- _Task statement_
Scan the entries below for the word "false" and copy every line in which it occurs.

- _Dataset rows describing interfaces_
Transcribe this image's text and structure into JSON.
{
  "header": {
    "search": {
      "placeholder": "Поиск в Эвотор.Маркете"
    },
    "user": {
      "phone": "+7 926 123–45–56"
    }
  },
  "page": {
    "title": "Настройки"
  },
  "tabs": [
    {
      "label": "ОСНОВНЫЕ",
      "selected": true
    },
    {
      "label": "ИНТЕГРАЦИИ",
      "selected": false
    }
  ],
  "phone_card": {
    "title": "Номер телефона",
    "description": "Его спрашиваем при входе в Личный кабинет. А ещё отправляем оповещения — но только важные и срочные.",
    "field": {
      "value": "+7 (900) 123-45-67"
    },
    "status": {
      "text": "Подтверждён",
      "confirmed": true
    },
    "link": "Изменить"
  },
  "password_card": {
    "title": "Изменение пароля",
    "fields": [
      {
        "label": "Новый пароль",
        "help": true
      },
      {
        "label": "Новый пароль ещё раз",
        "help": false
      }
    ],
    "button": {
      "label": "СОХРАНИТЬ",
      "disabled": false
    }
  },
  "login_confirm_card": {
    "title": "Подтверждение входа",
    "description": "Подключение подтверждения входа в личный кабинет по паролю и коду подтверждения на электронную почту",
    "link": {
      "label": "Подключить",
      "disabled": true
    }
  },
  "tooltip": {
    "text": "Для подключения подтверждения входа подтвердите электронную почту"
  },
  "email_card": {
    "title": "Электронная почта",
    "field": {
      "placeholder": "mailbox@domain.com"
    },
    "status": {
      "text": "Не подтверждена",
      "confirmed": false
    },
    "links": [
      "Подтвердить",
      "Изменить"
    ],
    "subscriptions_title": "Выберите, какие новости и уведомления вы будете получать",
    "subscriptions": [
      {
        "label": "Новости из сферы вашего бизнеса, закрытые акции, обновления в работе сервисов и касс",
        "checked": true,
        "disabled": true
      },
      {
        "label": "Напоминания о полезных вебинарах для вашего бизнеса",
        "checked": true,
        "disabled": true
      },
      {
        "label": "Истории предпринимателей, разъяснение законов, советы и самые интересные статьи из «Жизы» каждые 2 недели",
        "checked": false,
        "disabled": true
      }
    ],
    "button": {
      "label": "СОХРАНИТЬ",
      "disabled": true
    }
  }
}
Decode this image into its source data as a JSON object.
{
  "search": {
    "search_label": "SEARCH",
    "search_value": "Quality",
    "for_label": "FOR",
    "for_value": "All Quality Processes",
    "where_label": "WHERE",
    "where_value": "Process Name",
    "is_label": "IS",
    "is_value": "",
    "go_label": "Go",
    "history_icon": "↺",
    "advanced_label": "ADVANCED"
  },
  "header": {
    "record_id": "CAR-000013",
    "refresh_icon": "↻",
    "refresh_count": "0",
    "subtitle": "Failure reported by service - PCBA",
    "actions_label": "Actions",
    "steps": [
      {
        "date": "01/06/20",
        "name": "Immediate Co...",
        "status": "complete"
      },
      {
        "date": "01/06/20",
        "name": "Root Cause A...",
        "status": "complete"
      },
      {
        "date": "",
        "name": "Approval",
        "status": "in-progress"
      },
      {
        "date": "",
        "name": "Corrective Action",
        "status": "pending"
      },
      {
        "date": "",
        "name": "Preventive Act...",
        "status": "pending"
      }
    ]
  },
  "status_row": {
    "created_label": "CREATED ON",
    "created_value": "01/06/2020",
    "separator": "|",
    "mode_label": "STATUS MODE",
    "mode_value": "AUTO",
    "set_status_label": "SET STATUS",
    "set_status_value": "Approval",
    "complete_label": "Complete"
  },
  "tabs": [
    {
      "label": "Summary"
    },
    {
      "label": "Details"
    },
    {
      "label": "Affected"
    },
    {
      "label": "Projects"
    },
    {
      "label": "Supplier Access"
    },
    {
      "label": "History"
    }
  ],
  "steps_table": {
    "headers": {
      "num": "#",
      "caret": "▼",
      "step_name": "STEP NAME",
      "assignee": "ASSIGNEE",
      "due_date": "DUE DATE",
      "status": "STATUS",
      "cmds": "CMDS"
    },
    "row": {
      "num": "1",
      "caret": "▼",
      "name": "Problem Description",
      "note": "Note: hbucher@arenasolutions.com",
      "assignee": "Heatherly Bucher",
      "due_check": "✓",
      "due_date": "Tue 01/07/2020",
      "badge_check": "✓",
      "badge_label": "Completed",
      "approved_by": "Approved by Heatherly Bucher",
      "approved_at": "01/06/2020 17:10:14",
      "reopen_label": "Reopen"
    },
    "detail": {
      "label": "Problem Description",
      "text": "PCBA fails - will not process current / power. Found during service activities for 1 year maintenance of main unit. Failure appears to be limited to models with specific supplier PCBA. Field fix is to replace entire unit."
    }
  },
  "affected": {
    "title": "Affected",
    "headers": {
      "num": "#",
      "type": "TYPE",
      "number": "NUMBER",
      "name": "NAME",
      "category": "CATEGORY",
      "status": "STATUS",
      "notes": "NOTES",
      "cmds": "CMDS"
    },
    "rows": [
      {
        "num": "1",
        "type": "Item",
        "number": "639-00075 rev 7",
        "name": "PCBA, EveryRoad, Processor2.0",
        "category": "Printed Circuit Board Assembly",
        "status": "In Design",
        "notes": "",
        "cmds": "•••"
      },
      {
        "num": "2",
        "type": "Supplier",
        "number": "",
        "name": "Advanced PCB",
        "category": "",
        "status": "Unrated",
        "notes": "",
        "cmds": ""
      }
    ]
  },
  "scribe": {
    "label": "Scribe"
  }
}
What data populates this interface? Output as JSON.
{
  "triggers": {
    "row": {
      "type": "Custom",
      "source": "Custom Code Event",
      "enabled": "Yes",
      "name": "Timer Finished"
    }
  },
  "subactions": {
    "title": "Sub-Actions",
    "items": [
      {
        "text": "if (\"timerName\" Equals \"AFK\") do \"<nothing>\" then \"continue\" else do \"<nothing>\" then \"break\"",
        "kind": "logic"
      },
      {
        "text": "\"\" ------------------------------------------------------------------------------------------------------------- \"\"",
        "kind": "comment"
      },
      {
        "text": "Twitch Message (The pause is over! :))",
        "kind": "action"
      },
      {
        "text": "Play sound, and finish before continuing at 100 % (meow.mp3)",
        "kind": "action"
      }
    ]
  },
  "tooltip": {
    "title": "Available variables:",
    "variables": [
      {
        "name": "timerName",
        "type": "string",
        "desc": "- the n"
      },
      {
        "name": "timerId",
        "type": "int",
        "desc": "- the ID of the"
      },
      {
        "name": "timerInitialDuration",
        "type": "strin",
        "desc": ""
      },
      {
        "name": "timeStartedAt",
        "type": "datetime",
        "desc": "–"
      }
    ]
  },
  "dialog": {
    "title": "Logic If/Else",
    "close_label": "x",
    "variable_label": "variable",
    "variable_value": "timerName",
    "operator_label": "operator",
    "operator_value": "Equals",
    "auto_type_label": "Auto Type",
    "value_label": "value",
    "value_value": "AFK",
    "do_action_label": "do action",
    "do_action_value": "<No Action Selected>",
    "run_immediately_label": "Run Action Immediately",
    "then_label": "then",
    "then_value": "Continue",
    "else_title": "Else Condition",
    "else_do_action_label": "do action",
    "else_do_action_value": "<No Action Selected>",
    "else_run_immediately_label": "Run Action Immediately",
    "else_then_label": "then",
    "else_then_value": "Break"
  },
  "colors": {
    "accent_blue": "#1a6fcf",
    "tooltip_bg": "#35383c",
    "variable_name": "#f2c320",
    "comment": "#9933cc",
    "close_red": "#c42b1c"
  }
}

- _Output of the exercise_
      "selected": false
        "help": false
      "disabled": false
      "confirmed": false
        "checked": false,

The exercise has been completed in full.